Lawrence of Arabia’s War: The Arabs, the British and the Remaking of the Middle East in WWI, by Neil Faulkner, Yale University Press, New Haven and London, 2016, $37.50

Published on the centennial of the World War I Arab Revolt, Lawrence of Arabia’s War sheds new light on British intelligence officer T.E. Lawrence’s role in the conflicts that established the boundaries of the present-day Middle East. The epic story of an epic figure, this 552-page volume is the culmination of a decade of field research in Jordan by the Archaeological Institute of America’s Great Arab Revolt Project and a fresh study of the campaigns that raged in the Middle East during the war. Lawrence himself recorded the story in his classic war memoir Seven Pillars of Wisdom. It is fortunate he did, as Arab participants kept no such written records, and Turkish sources remain closed, most likely to conceal the genocide of the Armenian people.
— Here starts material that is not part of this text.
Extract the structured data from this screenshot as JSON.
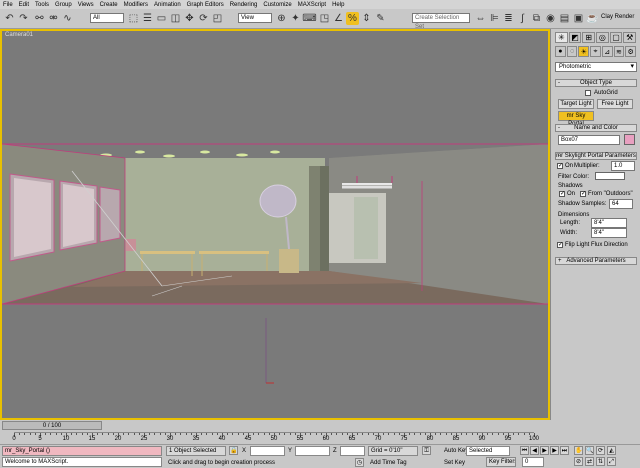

While participating in a 1914 British military survey of the Sinai Peninsula, Lawrence took careful note of the conditions. “I can travel on a thistle and sleep in a cloak on the ground,” he wrote to a friend. “It shows how easy it is in an absolutely deserted country to defy a government.”

In the early years of the war Lawrence, aside from a brief foray to Mesopotamia, was essentially deskbound in Cairo—“nailed within that office,” as he put it. That changed in October 1916 when his superiors sent him first to the Hejaz region, along the west coast of the Red Sea, and then on a 100-mile journey inland to find the Hashemite Emir Faisal, “the leader alone needed to make the Arab Revolt win through to a success.”

The close bond that developed between the British officer and the future king of both Syria and Iraq helped propel the Arabs to decisive victory in Damascus in October 1918. Lawrence of Arabia’s War is a thorough history of a legendary military campaign, the end of the Ottoman empire and the rise of Arab nationalism.

David Saunders